» DESCRIPTION OF THE TASK
If a line in the entries below holds the string "false", copy it.
# # #
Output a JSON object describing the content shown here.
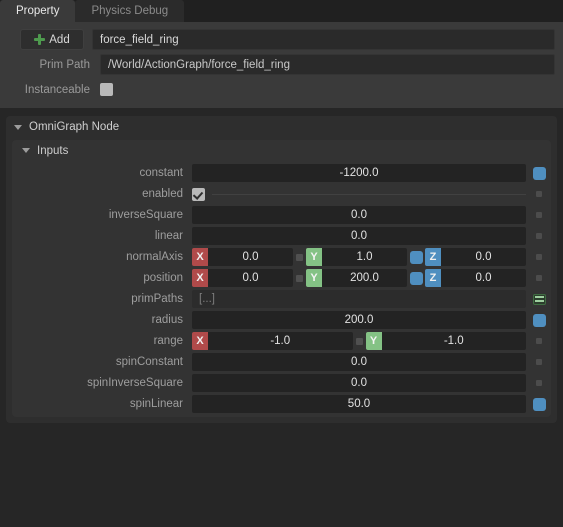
{
  "tabs": [
    {
      "label": "Property",
      "active": true
    },
    {
      "label": "Physics Debug",
      "active": false
    }
  ],
  "header": {
    "add_label": "Add",
    "name_value": "force_field_ring",
    "prim_path_label": "Prim Path",
    "prim_path_value": "/World/ActionGraph/force_field_ring",
    "instanceable_label": "Instanceable",
    "instanceable_checked": false
  },
  "section": {
    "title": "OmniGraph Node",
    "subsection_title": "Inputs"
  },
  "colors": {
    "axis_x": "#b04a4a",
    "axis_y": "#84c285",
    "axis_z": "#4f8fc0",
    "connected": "#4f8fc0",
    "array_icon": "#9ecf9f",
    "accent_plus": "#4e9a4e"
  },
  "rows": [
    {
      "label": "constant",
      "value": "-1200.0"
    },
    {
      "label": "enabled",
      "value": ""
    },
    {
      "label": "inverseSquare",
      "value": "0.0"
    },
    {
      "label": "linear",
      "value": "0.0"
    },
    {
      "label": "normalAxis",
      "x": "0.0",
      "y": "1.0",
      "z": "0.0"
    },
    {
      "label": "position",
      "x": "0.0",
      "y": "200.0",
      "z": "0.0"
    },
    {
      "label": "primPaths",
      "value": "[...]"
    },
    {
      "label": "radius",
      "value": "200.0"
    },
    {
      "label": "range",
      "x": "-1.0",
      "y": "-1.0"
    },
    {
      "label": "spinConstant",
      "value": "0.0"
    },
    {
      "label": "spinInverseSquare",
      "value": "0.0"
    },
    {
      "label": "spinLinear",
      "value": "50.0"
    }
  ]
}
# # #
» TASK RESPONSE
      "active": false
    "instanceable_checked": false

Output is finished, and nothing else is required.